Bletchley Park, the headquarters of the UK's codebreakers during the World War Two and the "birthplace of modern computing", has teamed up with McAfee to develop a cyber security exhibition and online safety programme aimed at children.
Currently under extensive restoration, Bletchley Park, where Alan Turning created the first computer to break the Nazi Enigma codes, will launch the educational centre next year.
The partnership between cybersecurity leaders McAfee and the trust which owns the site will last five years and hopes to host 16,000 children a year to the learning zone.
Once restoration is complete, Bletchley Park Trust expects to attract a quarter of a million visitors per year to the site, which is located near Milton Keynes.

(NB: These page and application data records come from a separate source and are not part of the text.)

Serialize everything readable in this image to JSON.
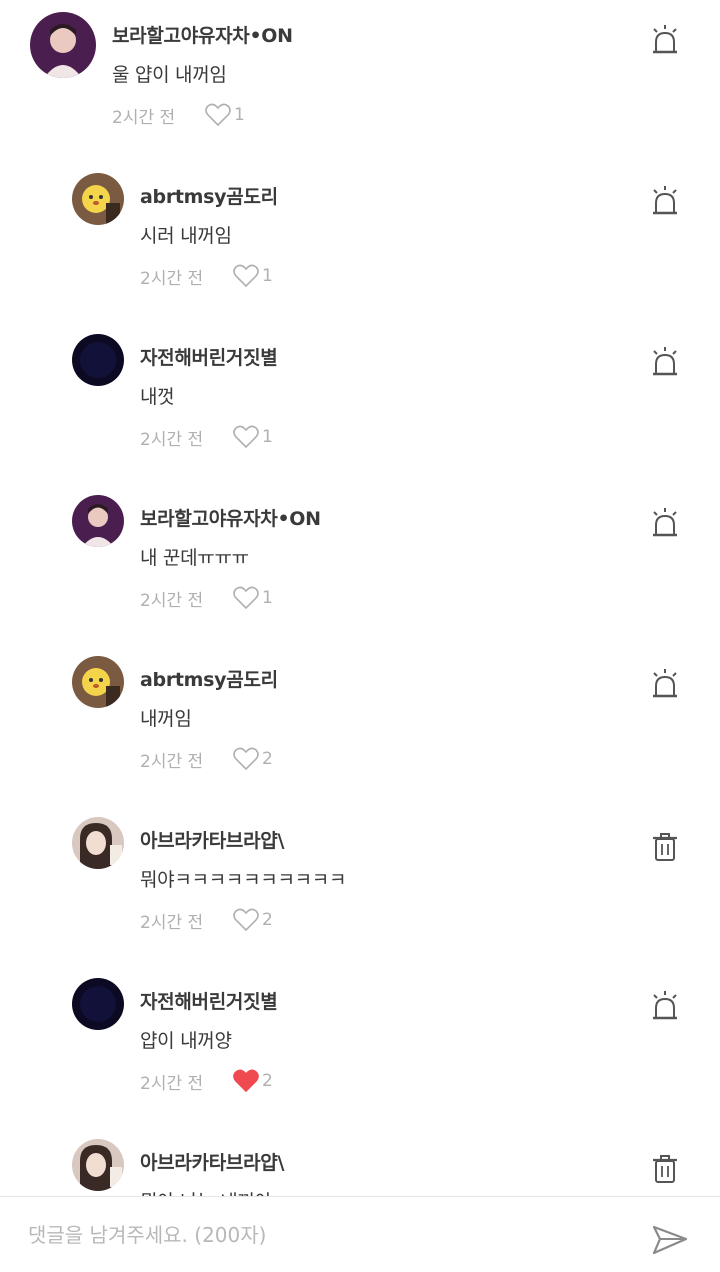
{
  "comments": [
    {
      "author": "보라할고야유자차•ON",
      "text": "울 얍이 내꺼임",
      "time": "2시간 전",
      "likes": "1",
      "liked": false,
      "action": "report-siren-icon",
      "avatar": "purple-portrait"
    },
    {
      "author": "abrtmsy곰도리",
      "text": "시러 내꺼임",
      "time": "2시간 전",
      "likes": "1",
      "liked": false,
      "action": "report-siren-icon",
      "avatar": "yellow-character"
    },
    {
      "author": "자전해버린거짓별",
      "text": "내껏",
      "time": "2시간 전",
      "likes": "1",
      "liked": false,
      "action": "report-siren-icon",
      "avatar": "dark"
    },
    {
      "author": "보라할고야유자차•ON",
      "text": "내 꾼데ㅠㅠㅠ",
      "time": "2시간 전",
      "likes": "1",
      "liked": false,
      "action": "report-siren-icon",
      "avatar": "purple-portrait"
    },
    {
      "author": "abrtmsy곰도리",
      "text": "내꺼임",
      "time": "2시간 전",
      "likes": "2",
      "liked": false,
      "action": "report-siren-icon",
      "avatar": "yellow-character"
    },
    {
      "author": "아브라카타브라얍\\",
      "text": "뭐야ㅋㅋㅋㅋㅋㅋㅋㅋㅋㅋ",
      "time": "2시간 전",
      "likes": "2",
      "liked": false,
      "action": "trash-icon",
      "avatar": "girl-portrait"
    },
    {
      "author": "자전해버린거짓별",
      "text": "얍이 내꺼양",
      "time": "2시간 전",
      "likes": "2",
      "liked": true,
      "action": "report-siren-icon",
      "avatar": "dark"
    },
    {
      "author": "아브라카타브라얍\\",
      "text": "뭐야 나는 내꺼야 ㅋㅋㅋ",
      "time": "",
      "likes": "",
      "liked": false,
      "action": "trash-icon",
      "avatar": "girl-portrait"
    }
  ],
  "input": {
    "placeholder": "댓글을 남겨주세요. (200자)",
    "value": "",
    "send_icon": "send-icon"
  },
  "colors": {
    "liked_heart": "#f0494f",
    "muted": "#b0b0b0",
    "icon": "#555555",
    "divider": "#e6e6e6"
  }
}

The trust is aiming to have the work completed by next June, in time for the 70th anniversary of the D-Day landings, the success of which greatly depended on the codebreakers.
The onsite learning programme will be supported by McAfee's Online Safety for Kids programme, which will see McAfee staff volunteer to teach safety courses and provide schools, children, and parents with helpful tips and information on safely navigating cyberspace.
"The codebreakers at Bletchley Park during World War Two battled against the very real threat of invasion" said Sir John Scarlett, Chairman of the Bletchley Park Trust.
"Today, when we live so much of our lives online, it is vital to understand how best to remain safe in the digital world. Our strategic partnership with McAfee is a fitting tribute to the pioneering men and women who helped to shorten World War Two."
As part of the scheme, McAfee is creating the new post of Online Safety Education Officer, who will be based at Bletchley Park and provide e-learning strategies, advice and training. Applications for the job are open now.
Image credit: Wikipedia (Harrison49)